THE TASK:
If a line in the listing below has the string "share", copy it out.

INPUT MATERIAL:
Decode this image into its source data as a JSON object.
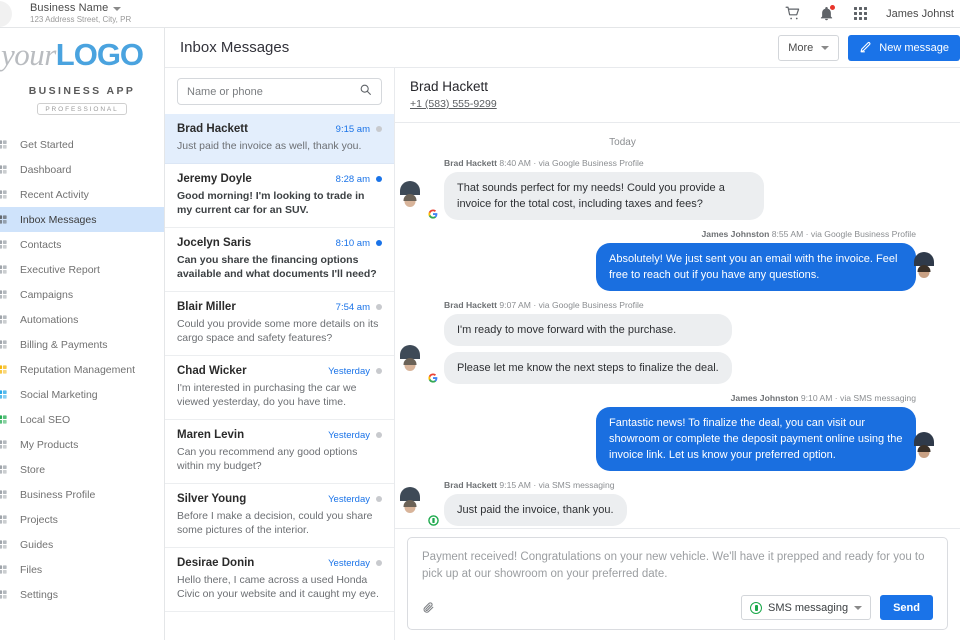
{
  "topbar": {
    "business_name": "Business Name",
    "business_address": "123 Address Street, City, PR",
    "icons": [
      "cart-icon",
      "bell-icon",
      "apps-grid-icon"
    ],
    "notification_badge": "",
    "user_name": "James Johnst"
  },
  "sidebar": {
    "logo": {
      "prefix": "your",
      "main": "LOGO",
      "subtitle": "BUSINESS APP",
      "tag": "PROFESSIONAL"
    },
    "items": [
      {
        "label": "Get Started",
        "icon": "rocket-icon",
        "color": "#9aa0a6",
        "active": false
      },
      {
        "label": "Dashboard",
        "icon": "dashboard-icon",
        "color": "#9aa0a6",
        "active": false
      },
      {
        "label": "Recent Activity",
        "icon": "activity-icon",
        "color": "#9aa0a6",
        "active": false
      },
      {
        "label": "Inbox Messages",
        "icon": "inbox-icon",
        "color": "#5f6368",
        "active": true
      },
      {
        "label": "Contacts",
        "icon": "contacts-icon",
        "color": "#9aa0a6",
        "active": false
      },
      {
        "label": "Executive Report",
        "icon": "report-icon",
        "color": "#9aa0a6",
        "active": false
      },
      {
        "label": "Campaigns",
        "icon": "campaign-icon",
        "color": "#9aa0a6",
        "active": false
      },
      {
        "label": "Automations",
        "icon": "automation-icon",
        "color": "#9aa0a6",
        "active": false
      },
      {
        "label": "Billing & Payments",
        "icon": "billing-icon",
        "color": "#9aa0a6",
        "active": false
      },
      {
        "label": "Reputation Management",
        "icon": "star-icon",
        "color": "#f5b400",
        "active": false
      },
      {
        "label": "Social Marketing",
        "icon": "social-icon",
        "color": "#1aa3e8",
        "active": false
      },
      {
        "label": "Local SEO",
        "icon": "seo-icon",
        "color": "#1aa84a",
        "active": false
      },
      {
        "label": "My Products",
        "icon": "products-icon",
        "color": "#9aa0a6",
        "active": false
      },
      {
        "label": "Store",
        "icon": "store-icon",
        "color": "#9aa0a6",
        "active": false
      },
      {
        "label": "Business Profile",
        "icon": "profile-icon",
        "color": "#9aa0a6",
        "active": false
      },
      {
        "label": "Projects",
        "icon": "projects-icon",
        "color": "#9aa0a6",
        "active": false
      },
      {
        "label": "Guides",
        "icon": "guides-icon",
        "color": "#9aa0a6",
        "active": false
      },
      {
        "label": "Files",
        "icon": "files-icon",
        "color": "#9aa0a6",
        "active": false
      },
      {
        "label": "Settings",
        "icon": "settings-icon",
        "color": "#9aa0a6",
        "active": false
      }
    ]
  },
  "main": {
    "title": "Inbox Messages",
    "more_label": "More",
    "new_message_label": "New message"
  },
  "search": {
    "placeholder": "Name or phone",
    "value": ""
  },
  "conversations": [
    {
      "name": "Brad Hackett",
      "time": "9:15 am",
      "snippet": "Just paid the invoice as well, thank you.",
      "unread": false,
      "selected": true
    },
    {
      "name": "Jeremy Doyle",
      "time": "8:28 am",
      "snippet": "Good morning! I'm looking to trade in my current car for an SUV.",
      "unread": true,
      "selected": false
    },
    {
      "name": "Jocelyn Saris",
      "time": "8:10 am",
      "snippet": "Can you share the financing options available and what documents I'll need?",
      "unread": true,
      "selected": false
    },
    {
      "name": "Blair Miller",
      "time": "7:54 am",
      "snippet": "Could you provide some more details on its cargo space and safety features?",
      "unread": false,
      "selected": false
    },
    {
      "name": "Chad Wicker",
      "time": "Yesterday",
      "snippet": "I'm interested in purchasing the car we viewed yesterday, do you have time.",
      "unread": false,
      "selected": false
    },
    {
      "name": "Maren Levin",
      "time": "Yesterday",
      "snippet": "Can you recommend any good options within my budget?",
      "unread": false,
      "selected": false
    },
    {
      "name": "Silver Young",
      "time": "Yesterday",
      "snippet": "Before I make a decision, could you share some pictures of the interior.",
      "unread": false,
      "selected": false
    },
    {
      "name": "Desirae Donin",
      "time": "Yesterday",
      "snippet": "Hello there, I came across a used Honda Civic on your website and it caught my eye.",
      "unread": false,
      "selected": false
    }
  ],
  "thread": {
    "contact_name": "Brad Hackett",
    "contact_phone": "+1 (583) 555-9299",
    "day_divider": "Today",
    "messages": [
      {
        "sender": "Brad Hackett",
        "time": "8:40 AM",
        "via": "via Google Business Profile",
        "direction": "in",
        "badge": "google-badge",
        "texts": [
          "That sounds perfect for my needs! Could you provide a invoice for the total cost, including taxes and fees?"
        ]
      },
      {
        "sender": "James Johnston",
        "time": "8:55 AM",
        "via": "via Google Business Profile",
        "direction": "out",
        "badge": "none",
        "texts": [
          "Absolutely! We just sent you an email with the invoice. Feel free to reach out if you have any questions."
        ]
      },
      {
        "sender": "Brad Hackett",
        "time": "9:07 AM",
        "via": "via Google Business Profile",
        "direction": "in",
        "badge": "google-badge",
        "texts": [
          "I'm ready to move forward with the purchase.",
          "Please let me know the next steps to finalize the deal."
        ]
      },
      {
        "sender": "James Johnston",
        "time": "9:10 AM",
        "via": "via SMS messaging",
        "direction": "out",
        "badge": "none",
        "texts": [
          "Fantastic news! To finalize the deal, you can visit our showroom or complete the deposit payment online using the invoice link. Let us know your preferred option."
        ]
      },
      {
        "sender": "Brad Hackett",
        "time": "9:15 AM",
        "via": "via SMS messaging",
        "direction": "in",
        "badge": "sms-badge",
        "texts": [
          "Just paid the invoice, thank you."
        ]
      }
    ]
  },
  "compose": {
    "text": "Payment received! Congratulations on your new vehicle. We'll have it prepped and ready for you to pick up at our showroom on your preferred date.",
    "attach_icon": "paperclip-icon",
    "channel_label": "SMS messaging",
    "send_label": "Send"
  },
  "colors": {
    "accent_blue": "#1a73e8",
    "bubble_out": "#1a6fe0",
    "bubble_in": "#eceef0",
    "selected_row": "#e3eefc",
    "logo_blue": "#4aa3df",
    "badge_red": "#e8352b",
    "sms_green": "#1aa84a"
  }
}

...

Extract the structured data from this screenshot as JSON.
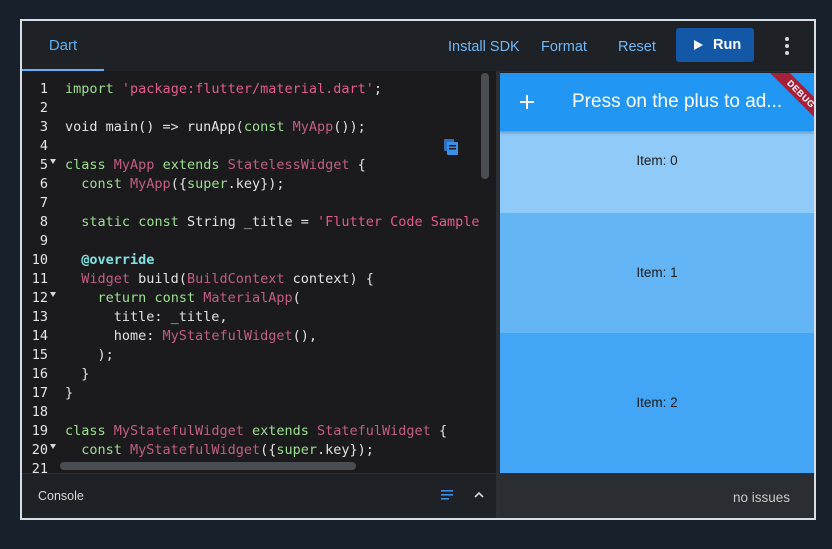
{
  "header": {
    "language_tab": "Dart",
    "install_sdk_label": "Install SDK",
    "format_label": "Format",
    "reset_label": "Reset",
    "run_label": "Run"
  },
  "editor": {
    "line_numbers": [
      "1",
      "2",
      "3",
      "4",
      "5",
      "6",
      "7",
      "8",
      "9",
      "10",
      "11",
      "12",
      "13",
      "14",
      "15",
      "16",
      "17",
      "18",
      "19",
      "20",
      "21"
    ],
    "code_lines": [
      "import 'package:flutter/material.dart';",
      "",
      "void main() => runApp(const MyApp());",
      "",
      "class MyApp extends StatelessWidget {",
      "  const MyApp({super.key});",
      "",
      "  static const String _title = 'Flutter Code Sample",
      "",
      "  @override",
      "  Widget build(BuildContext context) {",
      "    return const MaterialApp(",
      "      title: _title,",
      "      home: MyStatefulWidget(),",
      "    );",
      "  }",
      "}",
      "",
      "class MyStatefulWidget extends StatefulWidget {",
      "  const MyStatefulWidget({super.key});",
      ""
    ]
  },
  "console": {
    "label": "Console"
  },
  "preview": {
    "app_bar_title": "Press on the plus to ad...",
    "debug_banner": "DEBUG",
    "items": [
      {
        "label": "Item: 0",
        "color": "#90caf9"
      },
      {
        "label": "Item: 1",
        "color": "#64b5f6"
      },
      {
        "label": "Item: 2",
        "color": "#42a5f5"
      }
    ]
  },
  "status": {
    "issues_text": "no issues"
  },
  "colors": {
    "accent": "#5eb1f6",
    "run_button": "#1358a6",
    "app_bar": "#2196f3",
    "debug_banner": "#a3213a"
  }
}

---

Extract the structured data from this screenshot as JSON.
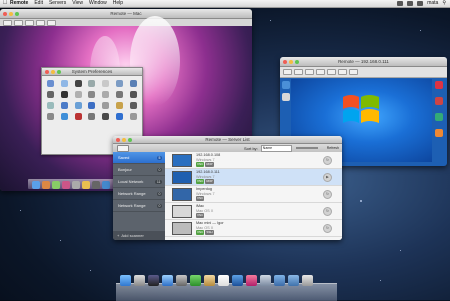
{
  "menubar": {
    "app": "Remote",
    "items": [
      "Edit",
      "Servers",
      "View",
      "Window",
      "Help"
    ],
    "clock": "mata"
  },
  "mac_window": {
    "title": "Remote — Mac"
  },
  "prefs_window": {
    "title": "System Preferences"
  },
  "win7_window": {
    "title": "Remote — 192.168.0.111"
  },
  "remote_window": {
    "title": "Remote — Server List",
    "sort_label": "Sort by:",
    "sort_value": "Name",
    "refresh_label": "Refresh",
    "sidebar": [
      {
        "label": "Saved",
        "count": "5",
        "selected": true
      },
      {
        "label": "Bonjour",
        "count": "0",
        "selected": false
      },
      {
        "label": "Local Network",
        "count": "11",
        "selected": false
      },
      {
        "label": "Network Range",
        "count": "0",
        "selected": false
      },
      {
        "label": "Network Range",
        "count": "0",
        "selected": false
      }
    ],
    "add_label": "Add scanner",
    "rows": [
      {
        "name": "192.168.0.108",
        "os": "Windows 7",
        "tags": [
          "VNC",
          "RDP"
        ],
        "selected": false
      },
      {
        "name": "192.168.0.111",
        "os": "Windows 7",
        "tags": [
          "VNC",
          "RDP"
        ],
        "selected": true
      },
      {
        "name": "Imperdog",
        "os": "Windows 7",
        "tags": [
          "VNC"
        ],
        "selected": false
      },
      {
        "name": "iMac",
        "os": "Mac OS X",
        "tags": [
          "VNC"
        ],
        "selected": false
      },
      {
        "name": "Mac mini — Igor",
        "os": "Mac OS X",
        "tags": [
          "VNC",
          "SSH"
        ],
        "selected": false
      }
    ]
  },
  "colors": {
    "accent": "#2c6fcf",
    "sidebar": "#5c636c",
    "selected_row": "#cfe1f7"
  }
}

EXERCISE ANSWER:
      "snippet": "Can you share the financing options available and what documents I'll need?",
      "snippet": "Before I make a decision, could you share some pictures of the interior.",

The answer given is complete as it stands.